10. What countries or districts produce the following in large quantities?— petroleum, tin, wine, sulphur, logwood, palm oil, flax. Give two localities only for each. To what uses can the last four be applied? What kinds of climate do the last two require? (30) 11. What three quite different articles are manufactured in England in very large quantity? Where is each produced? Give the names of the towns engaged in, and the suitability of the district for, that particular manufacture. (30) 12. Make a list of the chief raw products (mineral, animal, and vegetable) of South America, mentioning the principal localities for each. State to what country each is chiefly exported and what is done with it, or, if used for manufacture in the country of its origin, state this.
COUNCIL OF HIGHER EDUCATION, NEWFOUNDLAND.
ARITHMETIC (Intermediate Grade).
Tuesday, June 20th, 1911. Morning, 9 to 11.
1. Reduce 30000 lb. to tons, cwt., qr., lb. [1 cwt. = 112 lb.]
2. Reduce and to decimals.
Express the difference between them as a percentage of the greater of them to two places of decimals.
3. A man having a draft for $2000 changes it into English money, and receives £410. 13s. 7d. Find, to the nearest cent, the rate of exchange for £1.
(10) 4. In one month's working of a mine, 50829 tons of rock are crushed and yield 9535.091 Troy ounces of fine gold, which are worth $194402-86. Find, to two places of decimals, the number of pennyweights of gold in 1 ton of rock, and find to the nearest cent the value of 1 ounce of fine gold. [1 oz. Troy = 20 pennyweights.]
5. Six houses are sold for $13000. They let for $180 each per annum. If 4 of them are occupied for the whole year, but 1 is empty for 6 months and another for 3 months, and the landlord has to spend $295 on repairs for the 6 houses, what percentage does he get on his capital? (14)
6. A cyclist starts at 12 miles an hour. After doing 30 miles, he rests for a quarter of an hour and then goes on at 11 miles an hour. A motor starts 1 hours later than the cyclist at 20 miles an hour. At the twenty-fifth mile it breaks down for 20 minutes, and then goes on at 15 miles an hour. Where will it overtake the cyclist?
7. What is the difference between the Simple and Compound Interest on $16680 for 3 years at 3 per cent. ? (Answer to the nearest cent.)
TOTS (to accompany Arithmetic paper).
Tuesday, June 20th, 1911.- Morning, 9 to 9.15.
Add these up, placing the totals in the spaces indicated:
Add these across, placing the totals in the spaces indicated :
2791623 +84 + 9 + 718+ 2059 + 315+ 79
N.B.-The totals are not to be copied into the Answer book.
ALGEBRA (Intermediate Grade).

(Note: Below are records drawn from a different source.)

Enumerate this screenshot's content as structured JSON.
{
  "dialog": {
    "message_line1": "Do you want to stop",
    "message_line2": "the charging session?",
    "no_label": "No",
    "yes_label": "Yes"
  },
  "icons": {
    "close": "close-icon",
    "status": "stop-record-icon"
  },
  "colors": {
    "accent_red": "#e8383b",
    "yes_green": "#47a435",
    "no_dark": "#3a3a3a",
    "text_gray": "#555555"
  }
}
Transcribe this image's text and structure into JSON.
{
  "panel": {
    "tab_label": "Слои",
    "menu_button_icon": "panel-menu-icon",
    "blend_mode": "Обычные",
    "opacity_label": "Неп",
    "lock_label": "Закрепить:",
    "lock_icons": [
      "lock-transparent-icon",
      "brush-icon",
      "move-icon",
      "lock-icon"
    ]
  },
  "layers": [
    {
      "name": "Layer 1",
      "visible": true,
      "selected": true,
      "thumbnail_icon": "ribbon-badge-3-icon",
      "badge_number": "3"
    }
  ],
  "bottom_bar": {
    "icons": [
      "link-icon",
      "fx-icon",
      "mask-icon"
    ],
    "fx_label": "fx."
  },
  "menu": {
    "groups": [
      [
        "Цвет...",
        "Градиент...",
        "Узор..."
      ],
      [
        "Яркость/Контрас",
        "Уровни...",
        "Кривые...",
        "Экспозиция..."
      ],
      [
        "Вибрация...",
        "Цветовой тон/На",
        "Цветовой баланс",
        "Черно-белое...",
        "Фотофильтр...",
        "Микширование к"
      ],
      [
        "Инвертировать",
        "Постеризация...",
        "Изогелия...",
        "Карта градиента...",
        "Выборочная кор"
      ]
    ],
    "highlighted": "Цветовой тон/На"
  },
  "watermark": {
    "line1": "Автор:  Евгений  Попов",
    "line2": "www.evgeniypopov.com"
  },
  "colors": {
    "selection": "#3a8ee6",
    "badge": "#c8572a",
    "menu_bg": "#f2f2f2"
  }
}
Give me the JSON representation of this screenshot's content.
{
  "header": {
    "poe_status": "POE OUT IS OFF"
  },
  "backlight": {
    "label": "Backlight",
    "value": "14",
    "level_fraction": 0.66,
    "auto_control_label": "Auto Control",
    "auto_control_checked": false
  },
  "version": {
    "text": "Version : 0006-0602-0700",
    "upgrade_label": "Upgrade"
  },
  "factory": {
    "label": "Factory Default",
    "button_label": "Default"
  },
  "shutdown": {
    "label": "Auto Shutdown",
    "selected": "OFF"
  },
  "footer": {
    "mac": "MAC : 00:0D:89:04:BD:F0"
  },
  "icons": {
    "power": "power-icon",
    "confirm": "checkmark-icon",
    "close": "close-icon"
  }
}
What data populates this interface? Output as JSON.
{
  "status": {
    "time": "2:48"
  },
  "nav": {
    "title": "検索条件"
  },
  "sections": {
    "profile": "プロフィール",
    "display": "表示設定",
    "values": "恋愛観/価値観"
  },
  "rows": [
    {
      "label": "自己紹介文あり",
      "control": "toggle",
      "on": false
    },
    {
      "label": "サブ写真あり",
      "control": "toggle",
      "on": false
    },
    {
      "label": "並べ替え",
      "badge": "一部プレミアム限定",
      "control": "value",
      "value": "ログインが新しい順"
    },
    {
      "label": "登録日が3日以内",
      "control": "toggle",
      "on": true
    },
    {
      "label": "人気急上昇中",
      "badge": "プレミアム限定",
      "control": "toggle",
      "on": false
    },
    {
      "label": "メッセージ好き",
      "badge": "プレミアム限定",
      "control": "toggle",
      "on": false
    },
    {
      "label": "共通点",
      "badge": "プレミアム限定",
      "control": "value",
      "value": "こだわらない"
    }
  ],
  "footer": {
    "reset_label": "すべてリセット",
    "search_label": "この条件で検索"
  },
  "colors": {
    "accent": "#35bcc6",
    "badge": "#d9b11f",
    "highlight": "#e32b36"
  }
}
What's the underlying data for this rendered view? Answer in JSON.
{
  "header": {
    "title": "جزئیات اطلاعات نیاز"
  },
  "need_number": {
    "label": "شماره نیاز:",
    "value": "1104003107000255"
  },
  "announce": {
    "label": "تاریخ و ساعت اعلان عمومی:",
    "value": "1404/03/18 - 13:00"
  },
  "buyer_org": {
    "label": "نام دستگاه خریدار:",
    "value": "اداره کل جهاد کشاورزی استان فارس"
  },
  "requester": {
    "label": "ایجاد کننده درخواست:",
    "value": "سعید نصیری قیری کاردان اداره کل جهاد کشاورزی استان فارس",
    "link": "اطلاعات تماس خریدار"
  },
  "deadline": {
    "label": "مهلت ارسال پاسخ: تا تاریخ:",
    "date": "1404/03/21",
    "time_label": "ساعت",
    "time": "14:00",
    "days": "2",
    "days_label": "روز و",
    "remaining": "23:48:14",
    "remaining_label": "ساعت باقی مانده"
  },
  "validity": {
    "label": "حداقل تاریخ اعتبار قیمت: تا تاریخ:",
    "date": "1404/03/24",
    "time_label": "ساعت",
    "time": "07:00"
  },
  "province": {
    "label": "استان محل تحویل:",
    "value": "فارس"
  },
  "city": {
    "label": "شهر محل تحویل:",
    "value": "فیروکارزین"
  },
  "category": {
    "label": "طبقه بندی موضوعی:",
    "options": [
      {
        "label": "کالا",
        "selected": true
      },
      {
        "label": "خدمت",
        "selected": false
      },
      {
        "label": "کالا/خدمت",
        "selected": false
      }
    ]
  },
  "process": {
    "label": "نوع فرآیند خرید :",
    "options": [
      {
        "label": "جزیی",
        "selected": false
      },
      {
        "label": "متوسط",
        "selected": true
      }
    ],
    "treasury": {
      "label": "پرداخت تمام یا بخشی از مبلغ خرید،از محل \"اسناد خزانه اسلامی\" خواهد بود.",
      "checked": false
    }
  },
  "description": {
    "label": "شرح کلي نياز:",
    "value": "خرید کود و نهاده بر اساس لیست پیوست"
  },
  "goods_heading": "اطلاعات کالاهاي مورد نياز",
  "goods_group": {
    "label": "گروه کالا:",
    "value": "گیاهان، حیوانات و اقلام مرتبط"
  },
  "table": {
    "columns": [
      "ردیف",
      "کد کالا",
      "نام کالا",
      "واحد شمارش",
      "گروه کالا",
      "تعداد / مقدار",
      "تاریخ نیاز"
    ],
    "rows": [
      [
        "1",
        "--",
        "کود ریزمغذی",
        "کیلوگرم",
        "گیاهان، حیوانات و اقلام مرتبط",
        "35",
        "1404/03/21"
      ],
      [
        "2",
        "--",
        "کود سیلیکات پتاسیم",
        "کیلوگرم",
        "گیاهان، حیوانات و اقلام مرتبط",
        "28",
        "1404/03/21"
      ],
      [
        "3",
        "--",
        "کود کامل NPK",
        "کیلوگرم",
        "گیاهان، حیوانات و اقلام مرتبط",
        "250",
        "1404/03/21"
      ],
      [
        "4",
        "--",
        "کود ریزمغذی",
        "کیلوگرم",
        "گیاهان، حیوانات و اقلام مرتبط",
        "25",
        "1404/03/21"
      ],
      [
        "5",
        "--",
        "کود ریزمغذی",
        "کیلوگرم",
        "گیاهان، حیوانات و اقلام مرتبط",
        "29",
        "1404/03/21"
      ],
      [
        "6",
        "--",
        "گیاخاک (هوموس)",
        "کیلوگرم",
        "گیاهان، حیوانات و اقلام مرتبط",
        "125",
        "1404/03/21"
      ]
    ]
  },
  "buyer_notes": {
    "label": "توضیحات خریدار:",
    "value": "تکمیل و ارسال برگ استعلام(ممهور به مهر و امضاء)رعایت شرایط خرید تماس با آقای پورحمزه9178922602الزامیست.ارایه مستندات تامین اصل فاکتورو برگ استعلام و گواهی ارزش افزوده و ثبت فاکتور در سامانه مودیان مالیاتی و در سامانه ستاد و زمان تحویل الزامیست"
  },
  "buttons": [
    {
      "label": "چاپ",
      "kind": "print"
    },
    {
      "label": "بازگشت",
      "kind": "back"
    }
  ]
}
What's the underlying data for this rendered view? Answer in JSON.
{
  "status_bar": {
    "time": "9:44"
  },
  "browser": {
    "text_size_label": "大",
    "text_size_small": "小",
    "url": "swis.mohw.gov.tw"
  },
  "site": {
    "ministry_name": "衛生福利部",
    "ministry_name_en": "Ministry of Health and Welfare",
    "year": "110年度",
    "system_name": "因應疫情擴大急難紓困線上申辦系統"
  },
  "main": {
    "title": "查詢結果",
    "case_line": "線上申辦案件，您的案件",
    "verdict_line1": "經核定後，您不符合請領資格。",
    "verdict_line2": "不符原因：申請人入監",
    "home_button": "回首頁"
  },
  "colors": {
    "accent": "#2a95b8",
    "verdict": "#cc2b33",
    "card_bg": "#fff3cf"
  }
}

Monday, June 19th, 1911.-Morning, 11.30 to 1.15.
Care should be taken to write out the work neatly and to omit no steps of the proofs.
Squared paper may be obtained from the presiding examiner.
2. Prove that 5x-1 is a factor of 15x3 — 38x2—23x+6, and find its
(iii) 2x2+3x= 10, correct to two decimal places.
4. Extract the square root of
5. What number must be added to 9x2-24x in order to form a perfect square?
If y = 9x2-24x+30, show that y always exceeds 14, whatever be the numerical value of x.
Find the values of x which make y equal to 39.
6. A man buys (a+b) tons of coal at (p-q) shillings per ton, and (a-b) tons at (p+q) shillings per ton. If he sells the whole at p shillings per ton, what profit does he make?
Verify your result when a 30, b = 11, p = 22, q = 3.
Either 7a. Taking inch as unit, draw the graph of (x+2) (x-3), from
x= -2 to x = 3.
Find, from your graph, the values of x which correspond to the following values of (x+2) (x-3):
(i) -2, (ii) -61.
Verify your results by algebraical solutions.
x4—6x3y+10x2y2 —xy3 — 6y4
Or 7B. Simplify
GEOMETRY (Intermediate Grade).
Wednesday, June 21st, 1911.-Morning, 9 to 11.
Figures must be drawn neatly.
Each candidate may take ONE paper ONLY, A or B or C.
Paper A.-Euclid, Books I and II, with Riders. [Any generally recognized symbols or abbreviations may be used, but the proofs must be geometrical.]
A 1. Show, with proof, how at a given point in a straight line to make an angle equal to a given angle. (6)
A 2. Prove that, if two triangles have two angles of the one equal to two angles of the other, each to each, and also have a side of one equal to a side of the other, these sides being adjacent to the equal angles, the triangles are equal in all respects.
A, B, C are three points on the bank of a river, P the point on the other bank directly opposite to A, and AB, BC are equal. On walking 100 feet from C, in a direction perpendicular to BC, I find myself in a line with P, B. What is the breadth of the river? Prove your statement. (16) A 3. Calculate the magnitude of the angle of a regular polygon of thirteen sides. (9)
A 4. Prove that equal triangles on equal bases, in the same straight line and on the same side of it, are between the same parallels. Two equal triangles stand on the same base and on opposite sides of it. Prove that the base bisects the straight line which joins their vertices.
A 5. The sides of a triangle are 24, 25, 7 feet long.
Prove that one angle
is a right angle, and calculate the length of the perpendicular drawn from this angle to the opposite side.
A 6. Prove that, if a straight line is divided into any two parts, the square on the whole line is equal to the sum of the squares on the two parts together with twice the rectangle contained by the two parts.